• [Data provided]:
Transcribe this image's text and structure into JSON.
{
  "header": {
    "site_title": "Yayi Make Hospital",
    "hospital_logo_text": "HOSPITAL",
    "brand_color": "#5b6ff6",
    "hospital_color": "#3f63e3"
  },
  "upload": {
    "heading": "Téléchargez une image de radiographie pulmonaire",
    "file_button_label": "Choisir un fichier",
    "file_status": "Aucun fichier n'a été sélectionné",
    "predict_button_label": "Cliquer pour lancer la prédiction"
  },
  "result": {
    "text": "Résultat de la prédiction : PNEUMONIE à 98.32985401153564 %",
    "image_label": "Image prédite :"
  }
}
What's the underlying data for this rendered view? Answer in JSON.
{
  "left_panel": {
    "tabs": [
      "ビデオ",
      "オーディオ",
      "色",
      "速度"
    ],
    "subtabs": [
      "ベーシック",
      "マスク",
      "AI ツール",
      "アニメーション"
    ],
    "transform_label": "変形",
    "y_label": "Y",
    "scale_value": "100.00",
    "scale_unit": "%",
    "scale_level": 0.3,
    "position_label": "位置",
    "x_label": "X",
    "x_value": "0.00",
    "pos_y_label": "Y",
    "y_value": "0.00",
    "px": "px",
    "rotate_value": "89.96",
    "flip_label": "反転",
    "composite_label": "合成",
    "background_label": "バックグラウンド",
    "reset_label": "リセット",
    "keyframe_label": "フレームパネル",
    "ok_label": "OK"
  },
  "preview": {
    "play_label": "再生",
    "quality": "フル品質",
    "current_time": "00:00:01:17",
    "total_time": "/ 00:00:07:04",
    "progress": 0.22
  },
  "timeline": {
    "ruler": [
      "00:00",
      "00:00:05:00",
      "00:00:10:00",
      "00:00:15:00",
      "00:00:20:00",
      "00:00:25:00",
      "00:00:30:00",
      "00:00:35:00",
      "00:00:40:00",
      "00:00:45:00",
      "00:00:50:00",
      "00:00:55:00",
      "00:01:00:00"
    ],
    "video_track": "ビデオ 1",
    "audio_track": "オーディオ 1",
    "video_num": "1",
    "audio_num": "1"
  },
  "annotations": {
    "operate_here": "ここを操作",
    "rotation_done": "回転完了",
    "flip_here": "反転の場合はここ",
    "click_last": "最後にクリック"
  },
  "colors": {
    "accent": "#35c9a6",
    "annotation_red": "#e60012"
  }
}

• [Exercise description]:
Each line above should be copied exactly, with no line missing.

• [Reply]:
Transcribe this image's text and structure into JSON.
{
  "header": {
    "site_title": "Yayi Make Hospital",
    "hospital_logo_text": "HOSPITAL",
    "brand_color": "#5b6ff6",
    "hospital_color": "#3f63e3"
  },
  "upload": {
    "heading": "Téléchargez une image de radiographie pulmonaire",
    "file_button_label": "Choisir un fichier",
    "file_status": "Aucun fichier n'a été sélectionné",
    "predict_button_label": "Cliquer pour lancer la prédiction"
  },
  "result": {
    "text": "Résultat de la prédiction : PNEUMONIE à 98.32985401153564 %",
    "image_label": "Image prédite :"
  }
}
What's the underlying data for this rendered view? Answer in JSON.
{
  "left_panel": {
    "tabs": [
      "ビデオ",
      "オーディオ",
      "色",
      "速度"
    ],
    "subtabs": [
      "ベーシック",
      "マスク",
      "AI ツール",
      "アニメーション"
    ],
    "transform_label": "変形",
    "y_label": "Y",
    "scale_value": "100.00",
    "scale_unit": "%",
    "scale_level": 0.3,
    "position_label": "位置",
    "x_label": "X",
    "x_value": "0.00",
    "pos_y_label": "Y",
    "y_value": "0.00",
    "px": "px",
    "rotate_value": "89.96",
    "flip_label": "反転",
    "composite_label": "合成",
    "background_label": "バックグラウンド",
    "reset_label": "リセット",
    "keyframe_label": "フレームパネル",
    "ok_label": "OK"
  },
  "preview": {
    "play_label": "再生",
    "quality": "フル品質",
    "current_time": "00:00:01:17",
    "total_time": "/ 00:00:07:04",
    "progress": 0.22
  },
  "timeline": {
    "ruler": [
      "00:00",
      "00:00:05:00",
      "00:00:10:00",
      "00:00:15:00",
      "00:00:20:00",
      "00:00:25:00",
      "00:00:30:00",
      "00:00:35:00",
      "00:00:40:00",
      "00:00:45:00",
      "00:00:50:00",
      "00:00:55:00",
      "00:01:00:00"
    ],
    "video_track": "ビデオ 1",
    "audio_track": "オーディオ 1",
    "video_num": "1",
    "audio_num": "1"
  },
  "annotations": {
    "operate_here": "ここを操作",
    "rotation_done": "回転完了",
    "flip_here": "反転の場合はここ",
    "click_last": "最後にクリック"
  },
  "colors": {
    "accent": "#35c9a6",
    "annotation_red": "#e60012"
  }
}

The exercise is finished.